It’s precisely because there is nothing to slow them down. They move deliberately because if you flip something it’s not going to be slowed down by air. Move your arm too fast, and you’ll rap your wrist on something. “Every action has an equal an opposite reaction” said Newton, and without gravity to stick you to the ground that reaction has to come from your other hand or some Velcro gizmo.
Your actions on earth are made safe by gravity keeping you anchored and effectively eating most of the energy your muscles produce.
Your muscles are incredibly powerful. They can lift your entire body from a sitting to standing position with very little effort, a dead lift of 80lbs is so easy that it does not even register to you as a meaningful expenditure of energy.
In micro-gravity standing up with that same force would send you painfully crashing into the surface directly above you.
Any movement of your arms would add rotational energy that you wouldn’t be able to counteract without holding on to something that would anchor you and eat that energy. When you throw a ball if you lean into the throw then you might have to extend a leg behind you to act as an anchor and keep you from falling forward. In microgravity you’d just start spinning, possibly with a leg extended in a goofy way.
Since there is no resistance there is no way to slow down. It allows them to move around with that huge spacesuit. Fast moves can cause a big response. Any bump in the wrong direction may cause them to lose control. Therefore everything is in slow motion.
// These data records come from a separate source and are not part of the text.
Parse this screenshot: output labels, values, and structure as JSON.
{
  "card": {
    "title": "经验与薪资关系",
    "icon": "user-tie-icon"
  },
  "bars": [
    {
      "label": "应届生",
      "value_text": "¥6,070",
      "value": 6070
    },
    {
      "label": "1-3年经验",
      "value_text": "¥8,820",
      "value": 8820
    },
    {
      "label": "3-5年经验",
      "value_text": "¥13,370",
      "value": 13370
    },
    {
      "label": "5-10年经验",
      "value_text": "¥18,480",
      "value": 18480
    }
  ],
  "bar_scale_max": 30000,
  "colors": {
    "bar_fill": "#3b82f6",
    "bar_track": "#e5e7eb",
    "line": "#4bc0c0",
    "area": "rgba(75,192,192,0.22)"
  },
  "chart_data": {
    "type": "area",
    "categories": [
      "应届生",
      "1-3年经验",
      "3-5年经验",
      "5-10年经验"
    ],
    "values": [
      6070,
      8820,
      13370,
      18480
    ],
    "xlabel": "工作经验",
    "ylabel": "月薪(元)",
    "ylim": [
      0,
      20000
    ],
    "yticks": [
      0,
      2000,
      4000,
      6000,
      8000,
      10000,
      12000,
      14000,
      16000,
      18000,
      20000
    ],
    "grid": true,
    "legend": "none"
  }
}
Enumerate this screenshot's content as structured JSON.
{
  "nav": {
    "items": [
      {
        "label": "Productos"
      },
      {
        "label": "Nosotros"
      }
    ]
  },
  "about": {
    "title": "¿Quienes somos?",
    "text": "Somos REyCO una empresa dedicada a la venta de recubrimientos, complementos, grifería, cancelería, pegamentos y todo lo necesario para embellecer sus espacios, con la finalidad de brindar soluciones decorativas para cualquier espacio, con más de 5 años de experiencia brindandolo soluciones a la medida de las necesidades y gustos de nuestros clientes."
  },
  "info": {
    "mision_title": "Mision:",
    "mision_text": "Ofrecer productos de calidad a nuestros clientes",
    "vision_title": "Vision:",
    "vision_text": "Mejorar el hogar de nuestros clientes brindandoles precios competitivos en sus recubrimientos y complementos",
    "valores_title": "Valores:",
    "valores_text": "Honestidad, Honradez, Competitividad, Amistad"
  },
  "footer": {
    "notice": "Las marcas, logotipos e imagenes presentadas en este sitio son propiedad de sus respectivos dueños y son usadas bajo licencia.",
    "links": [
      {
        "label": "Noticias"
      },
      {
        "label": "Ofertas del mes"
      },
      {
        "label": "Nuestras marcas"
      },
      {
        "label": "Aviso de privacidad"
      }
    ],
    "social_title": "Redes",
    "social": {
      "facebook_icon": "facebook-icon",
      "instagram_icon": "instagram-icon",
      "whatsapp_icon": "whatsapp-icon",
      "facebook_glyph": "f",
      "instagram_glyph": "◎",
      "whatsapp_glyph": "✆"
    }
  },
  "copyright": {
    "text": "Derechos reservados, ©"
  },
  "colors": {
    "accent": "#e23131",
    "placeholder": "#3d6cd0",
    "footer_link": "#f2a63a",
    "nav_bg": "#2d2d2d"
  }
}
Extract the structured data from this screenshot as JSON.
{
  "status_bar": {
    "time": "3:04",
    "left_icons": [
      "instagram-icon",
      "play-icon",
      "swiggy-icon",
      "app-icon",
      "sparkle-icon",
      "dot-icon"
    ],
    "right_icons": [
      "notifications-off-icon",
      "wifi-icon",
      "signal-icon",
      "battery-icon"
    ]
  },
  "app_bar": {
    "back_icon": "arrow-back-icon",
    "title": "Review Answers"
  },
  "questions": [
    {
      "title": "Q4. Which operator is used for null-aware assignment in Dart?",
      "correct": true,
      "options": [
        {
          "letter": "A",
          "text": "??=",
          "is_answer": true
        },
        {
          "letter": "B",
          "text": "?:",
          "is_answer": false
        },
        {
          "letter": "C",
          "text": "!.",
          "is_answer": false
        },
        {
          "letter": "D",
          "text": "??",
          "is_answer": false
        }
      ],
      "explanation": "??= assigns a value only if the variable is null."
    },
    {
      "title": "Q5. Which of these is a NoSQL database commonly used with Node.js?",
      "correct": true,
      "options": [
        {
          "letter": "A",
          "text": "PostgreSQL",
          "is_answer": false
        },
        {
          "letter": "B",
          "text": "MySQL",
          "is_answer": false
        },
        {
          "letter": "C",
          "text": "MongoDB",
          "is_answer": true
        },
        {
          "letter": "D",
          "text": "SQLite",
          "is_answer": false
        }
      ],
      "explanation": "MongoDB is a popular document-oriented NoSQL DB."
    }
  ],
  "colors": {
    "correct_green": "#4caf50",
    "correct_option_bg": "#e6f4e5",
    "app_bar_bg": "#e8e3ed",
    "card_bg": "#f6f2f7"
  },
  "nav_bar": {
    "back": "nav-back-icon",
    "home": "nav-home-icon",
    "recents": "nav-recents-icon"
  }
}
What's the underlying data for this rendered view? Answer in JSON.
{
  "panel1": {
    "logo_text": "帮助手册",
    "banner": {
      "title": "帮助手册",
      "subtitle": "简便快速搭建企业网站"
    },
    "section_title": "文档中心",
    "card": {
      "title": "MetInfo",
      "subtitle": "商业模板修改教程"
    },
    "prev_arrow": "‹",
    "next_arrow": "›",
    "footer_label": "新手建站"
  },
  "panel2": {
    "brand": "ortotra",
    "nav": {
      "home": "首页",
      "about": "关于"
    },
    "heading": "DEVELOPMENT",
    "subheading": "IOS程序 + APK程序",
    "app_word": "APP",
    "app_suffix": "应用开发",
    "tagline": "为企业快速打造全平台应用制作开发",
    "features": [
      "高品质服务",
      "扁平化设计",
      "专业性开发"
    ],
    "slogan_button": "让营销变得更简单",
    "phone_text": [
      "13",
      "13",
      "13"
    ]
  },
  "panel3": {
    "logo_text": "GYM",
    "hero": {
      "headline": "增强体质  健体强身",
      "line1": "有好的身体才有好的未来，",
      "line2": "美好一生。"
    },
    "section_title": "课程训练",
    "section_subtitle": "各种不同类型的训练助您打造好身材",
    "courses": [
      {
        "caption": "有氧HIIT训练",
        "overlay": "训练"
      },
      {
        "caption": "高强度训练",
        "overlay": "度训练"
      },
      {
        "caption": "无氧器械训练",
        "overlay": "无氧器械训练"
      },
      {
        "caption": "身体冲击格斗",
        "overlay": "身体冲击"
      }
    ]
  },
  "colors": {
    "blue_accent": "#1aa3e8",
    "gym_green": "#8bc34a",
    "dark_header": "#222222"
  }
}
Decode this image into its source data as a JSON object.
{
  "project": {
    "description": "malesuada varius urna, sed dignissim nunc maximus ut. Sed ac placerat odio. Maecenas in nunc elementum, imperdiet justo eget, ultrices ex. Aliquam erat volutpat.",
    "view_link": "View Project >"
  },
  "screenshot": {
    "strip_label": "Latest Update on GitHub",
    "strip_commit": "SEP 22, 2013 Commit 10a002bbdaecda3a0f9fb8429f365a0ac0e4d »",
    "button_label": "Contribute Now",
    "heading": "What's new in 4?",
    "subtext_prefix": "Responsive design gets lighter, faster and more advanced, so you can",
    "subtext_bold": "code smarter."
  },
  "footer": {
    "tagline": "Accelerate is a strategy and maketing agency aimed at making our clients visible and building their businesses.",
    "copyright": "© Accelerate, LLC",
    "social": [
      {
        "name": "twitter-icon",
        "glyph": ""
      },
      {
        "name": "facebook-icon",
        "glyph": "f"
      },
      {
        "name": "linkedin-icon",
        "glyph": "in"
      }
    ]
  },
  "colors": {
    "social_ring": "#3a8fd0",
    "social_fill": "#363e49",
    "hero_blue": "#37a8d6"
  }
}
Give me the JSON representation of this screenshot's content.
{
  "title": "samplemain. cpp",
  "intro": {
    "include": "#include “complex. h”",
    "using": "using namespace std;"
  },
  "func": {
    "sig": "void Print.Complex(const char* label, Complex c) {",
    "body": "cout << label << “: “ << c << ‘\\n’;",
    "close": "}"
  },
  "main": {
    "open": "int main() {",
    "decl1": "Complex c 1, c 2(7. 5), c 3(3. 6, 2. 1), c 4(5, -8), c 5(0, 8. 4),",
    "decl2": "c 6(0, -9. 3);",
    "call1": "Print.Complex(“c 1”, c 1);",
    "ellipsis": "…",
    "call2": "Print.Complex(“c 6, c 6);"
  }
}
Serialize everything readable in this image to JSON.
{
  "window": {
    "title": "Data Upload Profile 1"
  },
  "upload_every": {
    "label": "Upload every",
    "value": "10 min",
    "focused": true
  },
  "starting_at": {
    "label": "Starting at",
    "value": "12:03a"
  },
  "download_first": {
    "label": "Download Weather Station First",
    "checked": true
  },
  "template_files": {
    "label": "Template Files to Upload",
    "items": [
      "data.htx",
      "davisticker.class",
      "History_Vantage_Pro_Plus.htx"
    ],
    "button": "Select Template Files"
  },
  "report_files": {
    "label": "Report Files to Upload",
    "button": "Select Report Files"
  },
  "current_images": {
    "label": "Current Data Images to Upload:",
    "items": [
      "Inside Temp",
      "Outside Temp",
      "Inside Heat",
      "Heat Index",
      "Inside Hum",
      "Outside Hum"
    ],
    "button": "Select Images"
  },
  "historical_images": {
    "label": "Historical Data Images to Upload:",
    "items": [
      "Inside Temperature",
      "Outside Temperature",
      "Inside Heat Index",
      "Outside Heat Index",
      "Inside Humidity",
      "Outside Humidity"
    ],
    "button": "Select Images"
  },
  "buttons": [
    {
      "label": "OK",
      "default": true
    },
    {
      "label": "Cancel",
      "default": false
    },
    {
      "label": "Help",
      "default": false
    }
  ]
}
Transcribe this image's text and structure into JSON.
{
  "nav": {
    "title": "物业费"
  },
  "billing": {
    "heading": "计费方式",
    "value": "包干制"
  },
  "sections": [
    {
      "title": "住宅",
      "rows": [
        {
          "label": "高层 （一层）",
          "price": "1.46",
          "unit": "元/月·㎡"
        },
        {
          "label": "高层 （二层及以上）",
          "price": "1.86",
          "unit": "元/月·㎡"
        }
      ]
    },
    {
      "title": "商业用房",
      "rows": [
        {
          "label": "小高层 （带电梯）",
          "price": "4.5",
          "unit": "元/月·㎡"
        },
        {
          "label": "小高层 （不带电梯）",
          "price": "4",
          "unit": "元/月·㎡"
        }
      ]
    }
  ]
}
Good answers, but one factor hasn’t been mentioned yet that has nothing to do with reality: in movies and TV, it’s really difficult to capture the look of low- or zero-gravity on Earth, So many TV shows and movies will literally film the astronauts in slow motion to make things look a bit more “floaty”. This was especially true for older and cheaper stuff that didn’t have access to good CGI or a “vomit comet” aircraft.